This is a much more difficult proposition, because -- and we have to be honest here -- handicapping the Breeders' Cup races is enormously challenging. This is not a $5,000 claimer at Boondock Downs on a Wednesday in March.This is the absolute pinnacle of American racing, and there are eleven races over two days, every one of them filled with sublime horseflesh. Trying to make sense of these fields can be overwhelming, especially to newer handicappers.

What helps us deal with the difficulties of handicapping these races is falling back on handicapping fundamentals, falling back on what we think we know. We know that early speed is usually king in dirt races, especially sprints; we know that the ability to finish strongly is a key factor on turf; and we also know that how a race is run, especially how the pace of a race develops, is a key factor in determining who will win. It is good, when playing the Breeders Cup, to remember that no matter how good the entrants are, they are still horse races that are usually determined by the same factors as any other race.

Assessing the ability of trainers is also highly important. In fact, while knowing the relative ability of trainers is always important, it is probably even more important in the Breeders' Cup than it is the rest of the year, even in top-level stakes races. There is a reason why the same trainers seem to win Breeders' Cup races over and over; it is because they are so skilled at getting horses to deliver a peak effort against top company. This is doubly true with European trainers, as those who win Breeders' Cup races tend to do so year after year. Looking at the running lines of so many horses is a daunting task, but not letting the importance of the trainer angle get lost in the data is an absolute must.

But handicapping the races, as big a job as it is, represents only half the battle. We need to use that information to bet intelligently.

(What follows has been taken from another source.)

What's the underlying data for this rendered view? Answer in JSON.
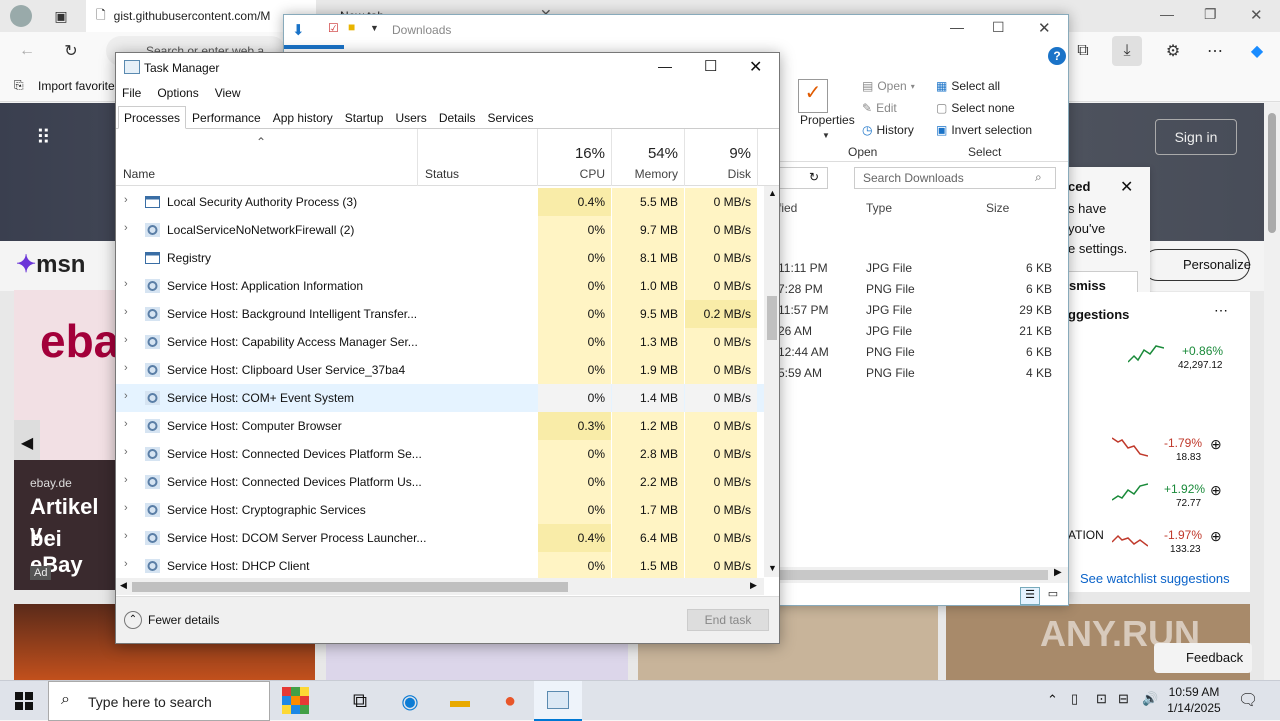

Let's take a runner from this weekend that we quite fancy: in Friday's Juvenile Fillies Turf, the Irish-bred filly Albigna is pretty close to the embodiment of handicapping perfection for us, at least for American turf stakes: she has a nice pedigree, she has won at the highest level in Europe, she is handled by Jessica Harrington, who is a very skilled trainer (and who does not come to the Breeders Cup for the ambience), and she looks like she will thrive on firm turf. This is not exactly an earth-shattering revelation -- Albigna's 9/2 odds make her the morning line favorite -- but it does raise a good question: how do we bet her?

The traditional answer to this question is a simple one: we bet her to win. But we think that the Breeders' Cup calls for a different approach. We will look at this in more depth in our next segment. Check back here for it soon.